The CHIEF JUSTICE, Mr. Justice ROBERTS, and Mr. Justice REED are of opinion that the judgment below should be affirmed.
41 Stat. 988, 1007, 46 U.S.C. § 688, 46 U.S.C.A. § 688.
The complaint set forth two causes of action—the first for personal injuries and the second for maintenance and cure. Respondent moved to dismiss only the first cause of action. At the same time, in settlement of the second cause of action, respondent offered to consent to judgment for loss of wages from the time of the accident until petitioner returned to work. This offer was refused by petitioner’s counsel and the second cause was thereupon dismissed. The Circuit Court of Appeals, sua sponte, directed that judgment be entered on the second cause of action for petitioner in the amount admitted to be due from respondent. That judgment is not in issue here. Only the first cause of action, that for personal injuries, survives for our consideration.
Petitioner was the sole witness in his own behalf.
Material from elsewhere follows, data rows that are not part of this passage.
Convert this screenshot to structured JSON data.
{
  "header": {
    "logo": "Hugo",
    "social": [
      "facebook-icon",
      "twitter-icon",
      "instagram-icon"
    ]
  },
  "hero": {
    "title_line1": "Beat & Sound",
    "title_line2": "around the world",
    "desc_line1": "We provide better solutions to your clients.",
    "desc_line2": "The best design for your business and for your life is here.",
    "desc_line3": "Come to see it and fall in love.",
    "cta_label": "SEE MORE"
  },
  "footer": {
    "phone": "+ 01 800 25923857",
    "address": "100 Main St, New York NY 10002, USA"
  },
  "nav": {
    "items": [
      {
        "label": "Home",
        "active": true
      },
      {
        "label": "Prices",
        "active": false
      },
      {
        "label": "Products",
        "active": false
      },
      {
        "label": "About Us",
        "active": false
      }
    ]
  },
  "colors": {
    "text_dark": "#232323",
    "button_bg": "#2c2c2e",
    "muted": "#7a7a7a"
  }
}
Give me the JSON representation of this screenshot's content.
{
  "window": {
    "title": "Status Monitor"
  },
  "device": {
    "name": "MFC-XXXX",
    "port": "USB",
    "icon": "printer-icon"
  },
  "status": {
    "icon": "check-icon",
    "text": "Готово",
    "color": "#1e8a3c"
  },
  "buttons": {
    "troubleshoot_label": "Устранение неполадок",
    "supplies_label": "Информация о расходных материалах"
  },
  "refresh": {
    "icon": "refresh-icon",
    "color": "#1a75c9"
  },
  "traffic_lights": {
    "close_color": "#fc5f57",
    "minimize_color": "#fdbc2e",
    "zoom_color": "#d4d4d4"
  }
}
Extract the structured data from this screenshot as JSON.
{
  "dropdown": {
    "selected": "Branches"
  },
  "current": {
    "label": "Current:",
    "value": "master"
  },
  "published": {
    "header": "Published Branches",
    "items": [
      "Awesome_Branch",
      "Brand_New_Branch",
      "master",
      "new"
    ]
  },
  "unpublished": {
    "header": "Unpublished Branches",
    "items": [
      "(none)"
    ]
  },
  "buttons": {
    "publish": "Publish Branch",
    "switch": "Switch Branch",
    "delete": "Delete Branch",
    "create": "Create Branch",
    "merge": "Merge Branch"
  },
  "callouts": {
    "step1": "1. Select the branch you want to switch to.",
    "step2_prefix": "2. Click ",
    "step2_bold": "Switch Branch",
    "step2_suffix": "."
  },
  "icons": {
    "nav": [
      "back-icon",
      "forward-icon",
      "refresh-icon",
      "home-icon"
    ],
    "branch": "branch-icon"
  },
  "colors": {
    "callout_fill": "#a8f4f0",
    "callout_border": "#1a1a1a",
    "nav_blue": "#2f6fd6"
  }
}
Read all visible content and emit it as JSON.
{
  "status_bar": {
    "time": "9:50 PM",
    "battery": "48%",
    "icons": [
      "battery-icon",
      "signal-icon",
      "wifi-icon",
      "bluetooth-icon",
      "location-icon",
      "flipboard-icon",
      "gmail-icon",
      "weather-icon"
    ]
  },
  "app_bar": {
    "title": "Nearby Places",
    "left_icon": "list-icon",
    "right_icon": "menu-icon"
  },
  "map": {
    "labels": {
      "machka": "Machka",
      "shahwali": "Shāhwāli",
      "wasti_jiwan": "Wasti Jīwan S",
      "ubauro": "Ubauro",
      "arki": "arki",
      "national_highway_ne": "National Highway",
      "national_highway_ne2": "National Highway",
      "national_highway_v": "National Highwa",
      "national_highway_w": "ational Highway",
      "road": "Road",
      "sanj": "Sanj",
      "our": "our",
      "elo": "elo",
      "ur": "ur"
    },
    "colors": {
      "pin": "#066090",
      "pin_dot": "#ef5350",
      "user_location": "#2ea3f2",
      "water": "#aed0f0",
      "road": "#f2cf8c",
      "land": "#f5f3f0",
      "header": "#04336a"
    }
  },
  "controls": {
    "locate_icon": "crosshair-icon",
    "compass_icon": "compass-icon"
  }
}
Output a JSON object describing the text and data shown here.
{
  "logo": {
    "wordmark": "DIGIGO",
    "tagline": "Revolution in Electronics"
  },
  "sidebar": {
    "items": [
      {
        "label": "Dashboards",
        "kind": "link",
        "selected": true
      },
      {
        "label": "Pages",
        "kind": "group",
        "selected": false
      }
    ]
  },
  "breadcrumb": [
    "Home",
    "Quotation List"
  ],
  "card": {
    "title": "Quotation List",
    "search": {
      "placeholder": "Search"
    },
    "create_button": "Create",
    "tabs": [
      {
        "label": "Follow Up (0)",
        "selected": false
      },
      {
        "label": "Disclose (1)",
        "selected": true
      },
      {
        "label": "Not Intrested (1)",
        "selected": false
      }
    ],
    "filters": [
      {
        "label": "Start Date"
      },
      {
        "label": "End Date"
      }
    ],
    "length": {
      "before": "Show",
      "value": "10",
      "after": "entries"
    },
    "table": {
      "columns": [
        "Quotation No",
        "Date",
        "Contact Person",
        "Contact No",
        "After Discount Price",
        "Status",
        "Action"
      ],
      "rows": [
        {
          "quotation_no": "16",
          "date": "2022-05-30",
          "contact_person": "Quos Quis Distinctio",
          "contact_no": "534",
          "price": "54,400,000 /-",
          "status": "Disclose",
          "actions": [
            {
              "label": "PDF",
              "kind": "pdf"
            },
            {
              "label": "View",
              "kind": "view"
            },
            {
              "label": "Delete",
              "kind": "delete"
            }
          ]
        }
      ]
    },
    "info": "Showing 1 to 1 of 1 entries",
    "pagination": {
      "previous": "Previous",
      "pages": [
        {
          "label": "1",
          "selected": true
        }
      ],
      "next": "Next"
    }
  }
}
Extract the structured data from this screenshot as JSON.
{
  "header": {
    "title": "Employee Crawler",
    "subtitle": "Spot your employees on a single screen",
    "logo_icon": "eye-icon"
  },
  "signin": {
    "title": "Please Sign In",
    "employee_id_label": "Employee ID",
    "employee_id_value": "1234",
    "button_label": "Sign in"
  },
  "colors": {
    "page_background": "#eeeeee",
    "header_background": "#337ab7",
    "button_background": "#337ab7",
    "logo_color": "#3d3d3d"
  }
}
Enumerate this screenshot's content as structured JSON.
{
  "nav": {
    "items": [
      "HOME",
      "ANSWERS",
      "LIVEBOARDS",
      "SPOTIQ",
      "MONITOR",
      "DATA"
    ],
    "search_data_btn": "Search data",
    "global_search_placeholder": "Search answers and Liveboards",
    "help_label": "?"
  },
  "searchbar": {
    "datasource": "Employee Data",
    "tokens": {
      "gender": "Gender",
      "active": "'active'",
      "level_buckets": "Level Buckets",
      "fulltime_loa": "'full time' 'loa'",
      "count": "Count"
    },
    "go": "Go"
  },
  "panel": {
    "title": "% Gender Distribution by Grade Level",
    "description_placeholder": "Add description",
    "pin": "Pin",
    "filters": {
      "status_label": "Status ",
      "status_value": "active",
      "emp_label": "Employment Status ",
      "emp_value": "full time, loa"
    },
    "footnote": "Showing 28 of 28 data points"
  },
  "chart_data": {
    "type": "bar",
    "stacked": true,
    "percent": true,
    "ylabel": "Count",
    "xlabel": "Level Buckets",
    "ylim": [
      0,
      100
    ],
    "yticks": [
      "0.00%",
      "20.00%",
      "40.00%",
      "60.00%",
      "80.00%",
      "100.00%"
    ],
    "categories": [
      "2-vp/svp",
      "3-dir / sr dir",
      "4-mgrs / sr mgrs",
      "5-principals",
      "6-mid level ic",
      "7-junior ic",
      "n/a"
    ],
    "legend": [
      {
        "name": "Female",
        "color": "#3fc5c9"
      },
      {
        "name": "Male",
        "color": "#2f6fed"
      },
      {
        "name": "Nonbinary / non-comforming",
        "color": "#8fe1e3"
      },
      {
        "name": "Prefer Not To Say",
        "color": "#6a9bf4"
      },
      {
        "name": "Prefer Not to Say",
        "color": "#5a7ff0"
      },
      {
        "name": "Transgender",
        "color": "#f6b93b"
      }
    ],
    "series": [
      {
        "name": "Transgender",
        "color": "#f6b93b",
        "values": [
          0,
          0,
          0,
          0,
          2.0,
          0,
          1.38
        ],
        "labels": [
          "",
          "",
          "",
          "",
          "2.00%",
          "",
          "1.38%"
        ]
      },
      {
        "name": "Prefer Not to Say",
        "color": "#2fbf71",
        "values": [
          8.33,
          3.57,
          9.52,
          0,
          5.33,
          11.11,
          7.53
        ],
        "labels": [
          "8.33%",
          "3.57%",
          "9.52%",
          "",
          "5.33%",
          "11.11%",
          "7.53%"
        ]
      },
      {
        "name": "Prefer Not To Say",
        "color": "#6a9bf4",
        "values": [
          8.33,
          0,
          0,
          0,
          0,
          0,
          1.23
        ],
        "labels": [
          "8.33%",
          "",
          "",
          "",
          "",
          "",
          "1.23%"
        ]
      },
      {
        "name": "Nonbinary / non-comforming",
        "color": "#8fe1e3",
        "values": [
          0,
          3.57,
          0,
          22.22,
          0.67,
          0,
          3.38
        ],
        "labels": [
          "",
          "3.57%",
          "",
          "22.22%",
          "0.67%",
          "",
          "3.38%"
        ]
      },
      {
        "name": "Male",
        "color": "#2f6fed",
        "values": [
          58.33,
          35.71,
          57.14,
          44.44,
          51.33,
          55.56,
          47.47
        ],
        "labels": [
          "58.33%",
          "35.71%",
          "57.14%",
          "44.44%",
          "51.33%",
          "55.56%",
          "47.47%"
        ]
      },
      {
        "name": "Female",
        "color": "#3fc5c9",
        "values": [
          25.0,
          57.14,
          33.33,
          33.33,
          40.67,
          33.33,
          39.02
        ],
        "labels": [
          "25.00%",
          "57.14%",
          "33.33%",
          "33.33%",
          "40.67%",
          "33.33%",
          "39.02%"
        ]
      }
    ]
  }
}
The trial court did not allow an opinion witness, called for the purpose of establishing the best type of wrench for the work petitioner was doing at the time of the accident, to testify.
See 3 Labatt, Master and Servant (2d ed.), pp. 2476-2484.
Compare McCarthy v. Palmer, 2 Cir., 113 F.2d 721, with Spain v. Powell, 4 Cir., 90 F.2d 580.
If the doctrine is but a phase of assumption of risk or contributory negligence, as has been suggested (see Labatt, op. cit., pp. 2479, 2480, 2484), it is manifestly not applicable to actions under the Jones Act for those common-law affirmative defenses are not available in such actions. Socony-Vacuum Oil Co. v. Smith, 305 U.S. 424, 59 S.Ct. 262, 83 L.Ed. 265.
And, if the scope of the doctrine is that a master is under no duty to furnish reasonably safe an suitable simple tools (see Allen Gravel Co. v. Yarbrough, 133 Miss. 652, 98 So. 117; Middleton v. National Box Co., D.C., 38 F.2d 89), the doctrine is hardly compatible with the scheme of the Jones Act fixing liability on a master for injuries caused by defects and insufficiencies in his appliances due to his negligence.
See note 6, ante.
See note 3, ante.